Seagull was also directed by Russell Bolam, so their return to Southwark Playhouse is a bit of a dream team reunion. The names of the characters haven't been Anglicised, but in other respects Reiss has tested the story's contemporary relevance by giving it a whole new context: The story is now set among British ex-pats in an unnamed Middle Eastern country.
The nearby army camp of the original is now the British Embassy, and this is a country that's largely stayed out of conflict, so the military presence there have little to do. The Prozorovs' widowed father took his family to the Middle East for what was meant to be a few years, buying a house there to have some independence from the Embassy. A year after his unexpected death, his daughters Olga (Olivia Hallinan,) Masha (Emily Taaffe) and Irina (Holliday Grainger) and son Andrey (Thom Tuck) are trapped by a house that's losing its value, unable to afford to return to the UK.
Some parts of the story's relocation work better than others: All four of the siblings feel too old and independent to have followed their father in the first place, let alone be unable to find a way home after his death. Their financial difficulties don't come across, despite the threadbare carpet: I'm not sure people scraping every penny together to return to the UK would have iPads, and even in a less strict Islamic country, surely alcohol wouldn't be cheap and easy enough to get hold of in the vast quantities everyone's necking it here. (And if they were genuinely stuck out there surely the British Embassy would pull some strings, especially since all their friends seem to work there.) But if the update is flawed on a basic level it does provide other nice touches: The idea that Andrey's wife Natasha (a strident Emily Dobbs) doesn't understand how to dress suitably in public takes on a different dimension when the women have to cover their heads to go out. And Masha's dull old husband Kulygin gets a likeable reinvention into Tom Ross-Williams' gormless young local.
I hope we get a moratorium on Three Sisters for a while now as I'm starting to feel over-familiar with the play. I did think there was a spark missing here though - Emily Taaffe has proven she can act when she has to but her stage presence is so minimal that Masha's affair with married attaché Vershinin (Paul McGann) barely registers. As Irina, who likes the idea of hard work a lot better than the reality, Grainger is vibrant, and her unequal relationship with Tusenbach (David Carlyle) becomes the emotional heart of the piece instead.

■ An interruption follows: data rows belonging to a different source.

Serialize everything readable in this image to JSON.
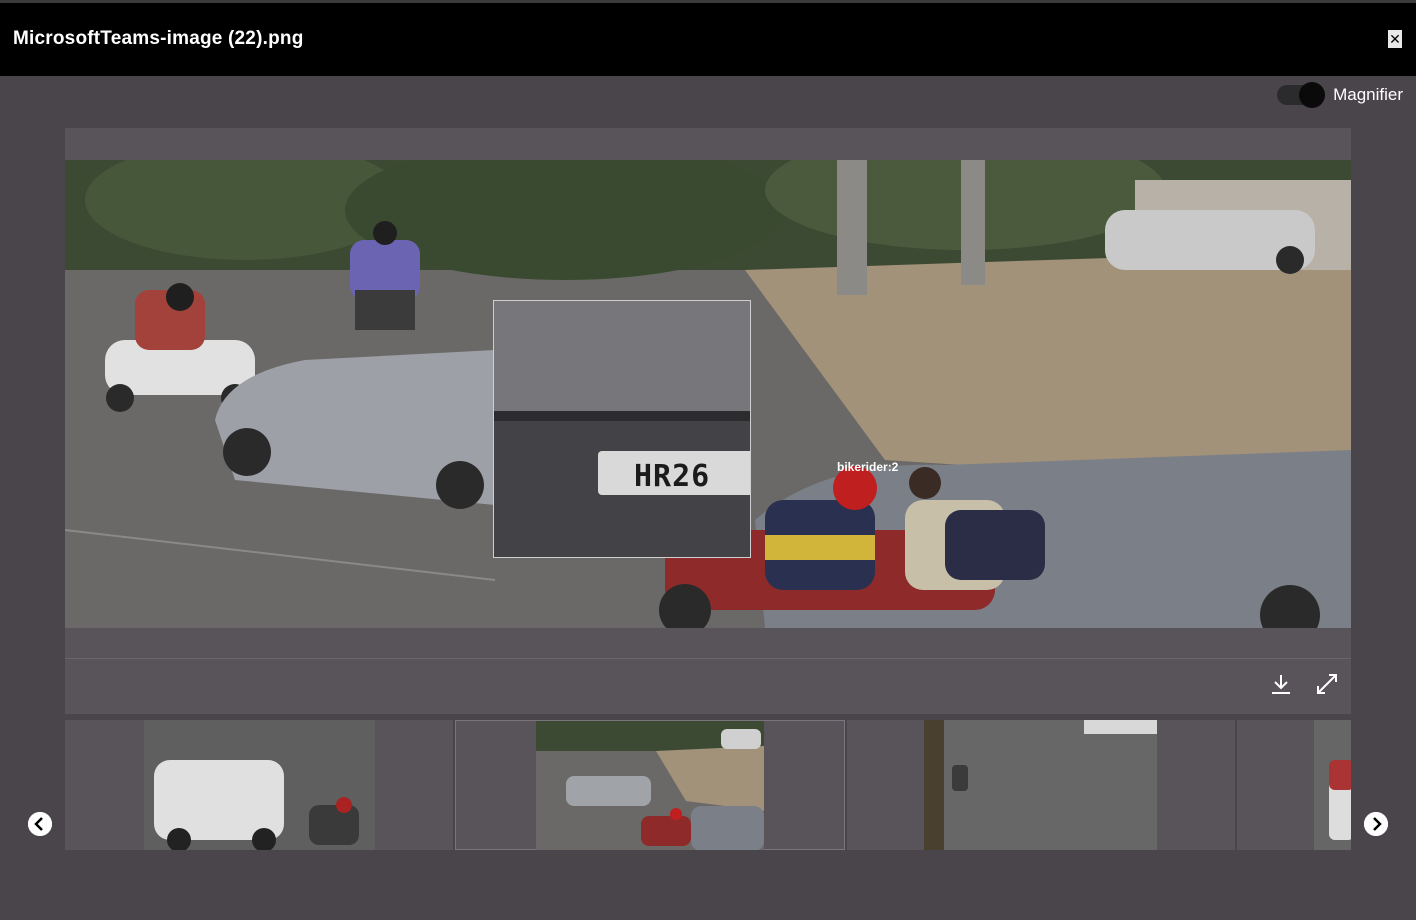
{
  "header": {
    "title": "MicrosoftTeams-image (22).png",
    "close_icon": "close-icon"
  },
  "magnifier": {
    "label": "Magnifier",
    "enabled": true
  },
  "viewer": {
    "detection_label": "bikerider:2",
    "magnified_plate_text": "HR26",
    "actions": [
      {
        "name": "download-button",
        "icon": "download-icon"
      },
      {
        "name": "fullscreen-button",
        "icon": "expand-icon"
      }
    ]
  },
  "thumbnails": {
    "count": 4,
    "active_index": 1,
    "prev_icon": "chevron-left-icon",
    "next_icon": "chevron-right-icon"
  },
  "colors": {
    "background": "#4a454b",
    "panel": "#59535a",
    "header": "#000000"
  }
}
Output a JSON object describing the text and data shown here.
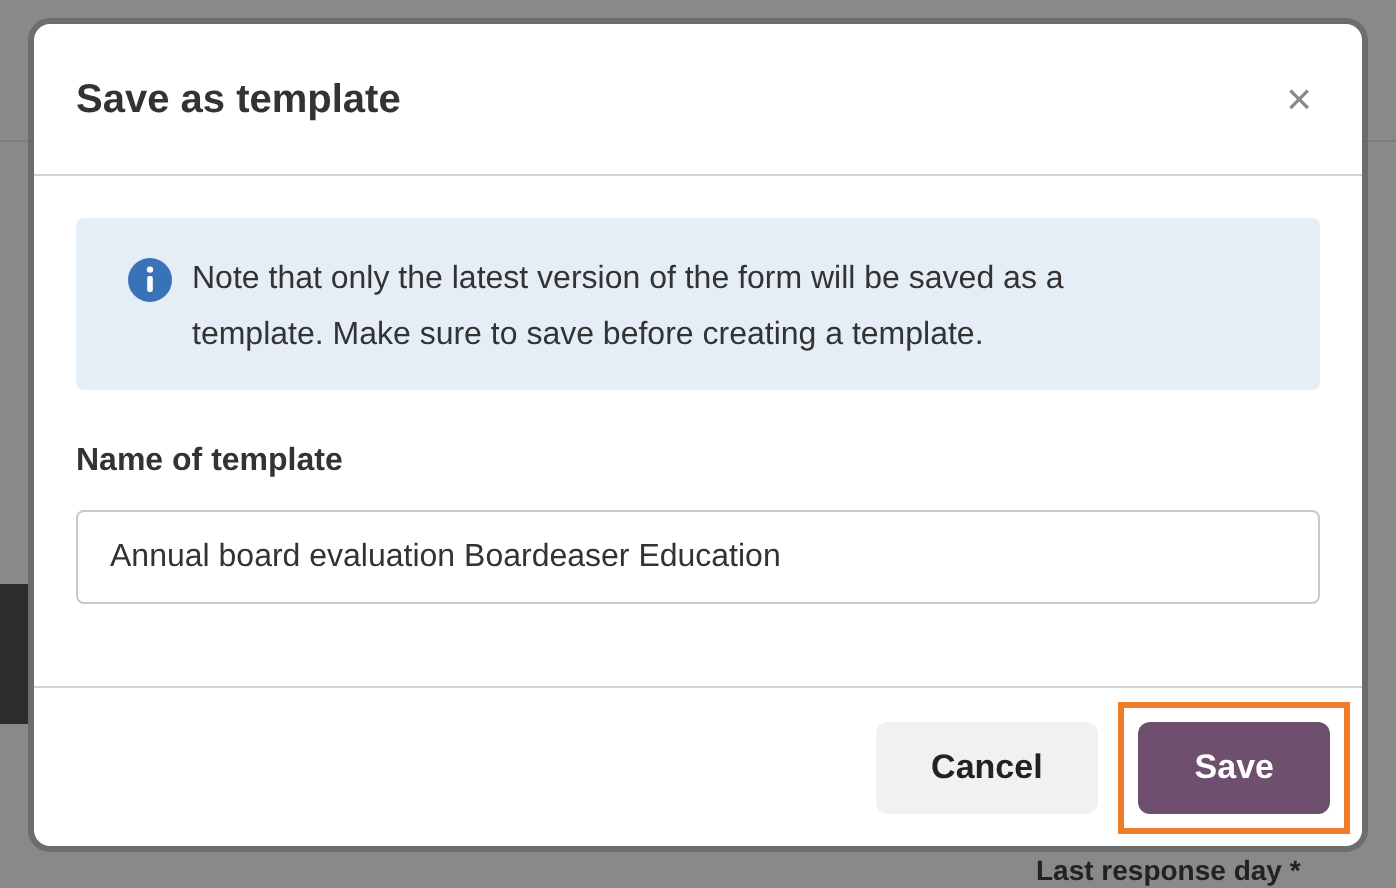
{
  "background": {
    "label": "Last response day *"
  },
  "dialog": {
    "title": "Save as template",
    "close": "×",
    "note": "Note that only the latest version of the form will be saved as a template. Make sure to save before creating a template.",
    "field": {
      "label": "Name of template",
      "value": "Annual board evaluation Boardeaser Education"
    },
    "buttons": [
      {
        "label": "Cancel",
        "kind": "secondary",
        "highlighted": false
      },
      {
        "label": "Save",
        "kind": "primary",
        "highlighted": true
      }
    ]
  }
}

Three Sisters by Anton Chekhov in a version by Anya Reiss is booking until the 3rd of May at Southwark Playhouse's Large Theatre.
Running time: 2 hours 30 minutes including interval.